Robert McGrath’s Jamaican Feast
It’s the beginning of a Tex-Jamaican food adventure. Robert McGrath, executive chef of Houston’s Four Seasons Hotel, and I are sitting in Caribbean Cuisine, a bare-bones Bellaire lunch-room filled with a handful of tables and the sound of an oversized calypso beat. Mock pickle barrels with stools make up the seating in a side room that doubles as a West Indian grocery. Noting a countertop TV, McGrath says, “I don’t know how they do it, but they actually have TV reception like they do in Jamaica.”
McGrath was born in Kentucky but grew up in Jamaica, where he first learned to cook. An alumnus of Cordon Bleu in Paris, he returned to the United States (“I lived in the Keys for a while – that was my transition”) and ran kitchens in New York, at the Disneyland Hotel, and at Austin’s Four Seasons. For the past year he has worked at the Houston hotel.
Although he is best known for his accomplished New Southwestern cuisine, McGrath has never severed his island roots. At the Four Seasons he has created light spring and summer menus in which island briskness meets Texas staple in dishes such as skillet-seared mahimahi on Pecos melon, and lobster-and-mango salad with poblano peppers. Looking for inspiration from an authentically earthy Jamaican lunch, McGrath is planning a meal incorporating island tradition and his own inventive touches.

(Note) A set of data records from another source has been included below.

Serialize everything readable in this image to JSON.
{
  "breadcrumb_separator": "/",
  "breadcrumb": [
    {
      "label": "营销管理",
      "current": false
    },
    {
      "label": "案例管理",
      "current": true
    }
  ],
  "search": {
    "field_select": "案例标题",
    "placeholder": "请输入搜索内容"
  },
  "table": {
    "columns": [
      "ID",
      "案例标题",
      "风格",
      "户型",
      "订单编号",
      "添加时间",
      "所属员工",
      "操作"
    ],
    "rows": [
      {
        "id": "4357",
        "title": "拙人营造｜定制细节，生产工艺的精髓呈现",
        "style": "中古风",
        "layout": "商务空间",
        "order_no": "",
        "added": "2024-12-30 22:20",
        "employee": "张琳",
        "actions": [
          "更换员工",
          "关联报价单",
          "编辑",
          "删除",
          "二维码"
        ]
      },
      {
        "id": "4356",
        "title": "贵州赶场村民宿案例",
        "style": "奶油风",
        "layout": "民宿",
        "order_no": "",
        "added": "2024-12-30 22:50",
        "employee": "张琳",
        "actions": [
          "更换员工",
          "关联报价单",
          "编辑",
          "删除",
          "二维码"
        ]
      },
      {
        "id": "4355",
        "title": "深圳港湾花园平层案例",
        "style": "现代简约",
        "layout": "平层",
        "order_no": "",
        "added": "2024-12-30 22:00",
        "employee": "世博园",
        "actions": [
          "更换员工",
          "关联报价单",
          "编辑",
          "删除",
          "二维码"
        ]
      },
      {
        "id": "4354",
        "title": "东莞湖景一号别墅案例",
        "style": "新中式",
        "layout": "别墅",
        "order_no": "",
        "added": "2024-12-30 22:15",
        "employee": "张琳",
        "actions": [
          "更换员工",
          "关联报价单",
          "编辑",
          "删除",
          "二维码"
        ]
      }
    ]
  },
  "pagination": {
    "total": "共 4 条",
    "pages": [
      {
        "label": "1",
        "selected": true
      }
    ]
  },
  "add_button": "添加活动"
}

The result illustrates the perfect adaptability of Caribbean cooking to this neck of the woods.
“Texans should find Caribbean food pleasantly familiar, because ideally it’s cooked outside on the grill, it can be spicy, and a successful meal depends on fresh foods,” McGrath says. “The two cuisines are compatible because it’s the same philosophy – food that goes very quickly from field to kitchen to table.”
Texas, in fact, with its own tradition of hybridized